» **ACTIVITY**
Make an exact copy of the records below. Include every line.
-- Opening Marker --
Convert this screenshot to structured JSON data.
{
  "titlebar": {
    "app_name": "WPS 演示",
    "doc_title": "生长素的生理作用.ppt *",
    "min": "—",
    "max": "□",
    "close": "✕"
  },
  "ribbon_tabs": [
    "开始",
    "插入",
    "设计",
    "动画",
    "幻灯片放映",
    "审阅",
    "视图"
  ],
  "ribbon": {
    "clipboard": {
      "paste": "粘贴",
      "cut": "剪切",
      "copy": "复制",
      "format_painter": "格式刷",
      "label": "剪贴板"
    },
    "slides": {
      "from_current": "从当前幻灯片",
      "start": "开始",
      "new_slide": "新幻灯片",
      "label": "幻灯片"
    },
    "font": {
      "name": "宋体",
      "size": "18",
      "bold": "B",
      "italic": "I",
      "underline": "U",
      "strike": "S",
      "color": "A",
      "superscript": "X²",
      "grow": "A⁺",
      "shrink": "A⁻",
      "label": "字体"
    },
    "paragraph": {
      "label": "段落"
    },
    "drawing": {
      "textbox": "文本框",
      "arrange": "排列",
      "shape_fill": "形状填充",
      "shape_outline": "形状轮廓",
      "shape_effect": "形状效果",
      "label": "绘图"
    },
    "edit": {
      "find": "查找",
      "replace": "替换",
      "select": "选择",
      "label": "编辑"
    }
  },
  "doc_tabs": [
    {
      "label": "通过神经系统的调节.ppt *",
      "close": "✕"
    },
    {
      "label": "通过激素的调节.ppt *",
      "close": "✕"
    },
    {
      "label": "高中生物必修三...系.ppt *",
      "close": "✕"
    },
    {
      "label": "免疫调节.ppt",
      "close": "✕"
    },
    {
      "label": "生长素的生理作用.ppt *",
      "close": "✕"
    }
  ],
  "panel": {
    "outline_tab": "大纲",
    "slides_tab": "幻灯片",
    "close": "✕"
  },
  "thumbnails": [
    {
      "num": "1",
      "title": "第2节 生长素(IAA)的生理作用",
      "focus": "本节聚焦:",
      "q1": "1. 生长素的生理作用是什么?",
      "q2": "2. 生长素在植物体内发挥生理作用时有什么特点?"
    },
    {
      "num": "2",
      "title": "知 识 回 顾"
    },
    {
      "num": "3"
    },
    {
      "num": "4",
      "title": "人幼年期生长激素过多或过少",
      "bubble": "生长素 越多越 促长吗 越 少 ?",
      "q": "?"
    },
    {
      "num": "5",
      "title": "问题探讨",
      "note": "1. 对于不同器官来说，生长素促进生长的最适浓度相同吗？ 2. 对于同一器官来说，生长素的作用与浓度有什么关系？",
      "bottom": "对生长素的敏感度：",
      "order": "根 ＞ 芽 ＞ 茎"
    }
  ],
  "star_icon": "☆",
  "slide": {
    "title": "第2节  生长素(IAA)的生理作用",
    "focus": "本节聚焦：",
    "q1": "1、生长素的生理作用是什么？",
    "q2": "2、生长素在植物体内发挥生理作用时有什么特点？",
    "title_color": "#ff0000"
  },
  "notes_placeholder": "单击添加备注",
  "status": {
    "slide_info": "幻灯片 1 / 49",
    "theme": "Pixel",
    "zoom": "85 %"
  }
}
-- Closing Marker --
» **REPLY TO THE EXERCISE**
Convert this screenshot to structured JSON data.
{
  "titlebar": {
    "app_name": "WPS 演示",
    "doc_title": "生长素的生理作用.ppt *",
    "min": "—",
    "max": "□",
    "close": "✕"
  },
  "ribbon_tabs": [
    "开始",
    "插入",
    "设计",
    "动画",
    "幻灯片放映",
    "审阅",
    "视图"
  ],
  "ribbon": {
    "clipboard": {
      "paste": "粘贴",
      "cut": "剪切",
      "copy": "复制",
      "format_painter": "格式刷",
      "label": "剪贴板"
    },
    "slides": {
      "from_current": "从当前幻灯片",
      "start": "开始",
      "new_slide": "新幻灯片",
      "label": "幻灯片"
    },
    "font": {
      "name": "宋体",
      "size": "18",
      "bold": "B",
      "italic": "I",
      "underline": "U",
      "strike": "S",
      "color": "A",
      "superscript": "X²",
      "grow": "A⁺",
      "shrink": "A⁻",
      "label": "字体"
    },
    "paragraph": {
      "label": "段落"
    },
    "drawing": {
      "textbox": "文本框",
      "arrange": "排列",
      "shape_fill": "形状填充",
      "shape_outline": "形状轮廓",
      "shape_effect": "形状效果",
      "label": "绘图"
    },
    "edit": {
      "find": "查找",
      "replace": "替换",
      "select": "选择",
      "label": "编辑"
    }
  },
  "doc_tabs": [
    {
      "label": "通过神经系统的调节.ppt *",
      "close": "✕"
    },
    {
      "label": "通过激素的调节.ppt *",
      "close": "✕"
    },
    {
      "label": "高中生物必修三...系.ppt *",
      "close": "✕"
    },
    {
      "label": "免疫调节.ppt",
      "close": "✕"
    },
    {
      "label": "生长素的生理作用.ppt *",
      "close": "✕"
    }
  ],
  "panel": {
    "outline_tab": "大纲",
    "slides_tab": "幻灯片",
    "close": "✕"
  },
  "thumbnails": [
    {
      "num": "1",
      "title": "第2节 生长素(IAA)的生理作用",
      "focus": "本节聚焦:",
      "q1": "1. 生长素的生理作用是什么?",
      "q2": "2. 生长素在植物体内发挥生理作用时有什么特点?"
    },
    {
      "num": "2",
      "title": "知 识 回 顾"
    },
    {
      "num": "3"
    },
    {
      "num": "4",
      "title": "人幼年期生长激素过多或过少",
      "bubble": "生长素 越多越 促长吗 越 少 ?",
      "q": "?"
    },
    {
      "num": "5",
      "title": "问题探讨",
      "note": "1. 对于不同器官来说，生长素促进生长的最适浓度相同吗？ 2. 对于同一器官来说，生长素的作用与浓度有什么关系？",
      "bottom": "对生长素的敏感度：",
      "order": "根 ＞ 芽 ＞ 茎"
    }
  ],
  "star_icon": "☆",
  "slide": {
    "title": "第2节  生长素(IAA)的生理作用",
    "focus": "本节聚焦：",
    "q1": "1、生长素的生理作用是什么？",
    "q2": "2、生长素在植物体内发挥生理作用时有什么特点？",
    "title_color": "#ff0000"
  },
  "notes_placeholder": "单击添加备注",
  "status": {
    "slide_info": "幻灯片 1 / 49",
    "theme": "Pixel",
    "zoom": "85 %"
  }
}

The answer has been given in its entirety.